• **WHAT TO DO**
In the entries below, count every line containing "Slave". Reply with the number alone.

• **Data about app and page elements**
----------

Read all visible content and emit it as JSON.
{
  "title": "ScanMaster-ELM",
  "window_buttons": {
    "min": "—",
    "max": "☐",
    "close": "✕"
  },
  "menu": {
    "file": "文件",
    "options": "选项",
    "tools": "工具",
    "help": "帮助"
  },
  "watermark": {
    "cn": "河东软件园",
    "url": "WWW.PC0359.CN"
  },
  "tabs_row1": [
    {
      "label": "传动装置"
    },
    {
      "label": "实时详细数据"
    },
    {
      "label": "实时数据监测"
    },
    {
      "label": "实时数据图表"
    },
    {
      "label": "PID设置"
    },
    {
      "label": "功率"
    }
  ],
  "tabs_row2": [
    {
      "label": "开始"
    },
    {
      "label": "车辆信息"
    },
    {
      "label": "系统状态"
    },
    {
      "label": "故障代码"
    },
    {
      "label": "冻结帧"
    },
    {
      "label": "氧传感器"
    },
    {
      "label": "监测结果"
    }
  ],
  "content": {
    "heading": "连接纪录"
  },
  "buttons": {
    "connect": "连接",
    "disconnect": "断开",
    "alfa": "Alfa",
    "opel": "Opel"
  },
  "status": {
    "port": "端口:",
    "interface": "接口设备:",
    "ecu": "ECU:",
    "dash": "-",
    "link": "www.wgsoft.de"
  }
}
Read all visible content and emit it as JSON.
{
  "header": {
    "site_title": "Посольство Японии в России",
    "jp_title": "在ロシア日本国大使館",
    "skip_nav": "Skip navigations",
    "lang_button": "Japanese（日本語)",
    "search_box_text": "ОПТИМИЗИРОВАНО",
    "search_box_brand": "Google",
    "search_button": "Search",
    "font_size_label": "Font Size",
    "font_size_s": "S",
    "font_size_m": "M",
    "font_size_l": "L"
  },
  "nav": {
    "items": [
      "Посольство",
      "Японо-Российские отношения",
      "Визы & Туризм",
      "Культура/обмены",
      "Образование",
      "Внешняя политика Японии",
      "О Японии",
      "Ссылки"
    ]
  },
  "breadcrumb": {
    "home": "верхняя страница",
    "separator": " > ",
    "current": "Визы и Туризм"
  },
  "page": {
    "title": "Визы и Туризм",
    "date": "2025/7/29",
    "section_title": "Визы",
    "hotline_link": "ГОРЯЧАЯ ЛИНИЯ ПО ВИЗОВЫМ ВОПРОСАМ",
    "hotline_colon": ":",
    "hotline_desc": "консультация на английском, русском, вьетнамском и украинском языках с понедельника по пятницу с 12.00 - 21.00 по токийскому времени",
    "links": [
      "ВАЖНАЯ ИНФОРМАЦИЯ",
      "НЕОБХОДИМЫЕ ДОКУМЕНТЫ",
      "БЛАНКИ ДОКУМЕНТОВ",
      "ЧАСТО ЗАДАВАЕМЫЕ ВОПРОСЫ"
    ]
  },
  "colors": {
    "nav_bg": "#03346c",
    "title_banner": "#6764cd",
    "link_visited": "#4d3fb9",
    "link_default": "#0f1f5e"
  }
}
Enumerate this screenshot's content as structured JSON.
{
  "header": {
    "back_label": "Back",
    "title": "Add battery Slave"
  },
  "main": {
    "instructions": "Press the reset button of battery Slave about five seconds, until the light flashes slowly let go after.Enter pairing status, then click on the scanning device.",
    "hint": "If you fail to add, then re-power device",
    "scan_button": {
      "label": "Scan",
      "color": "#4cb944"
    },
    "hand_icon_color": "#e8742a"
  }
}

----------

• **RESULT OF THIS TASK**
2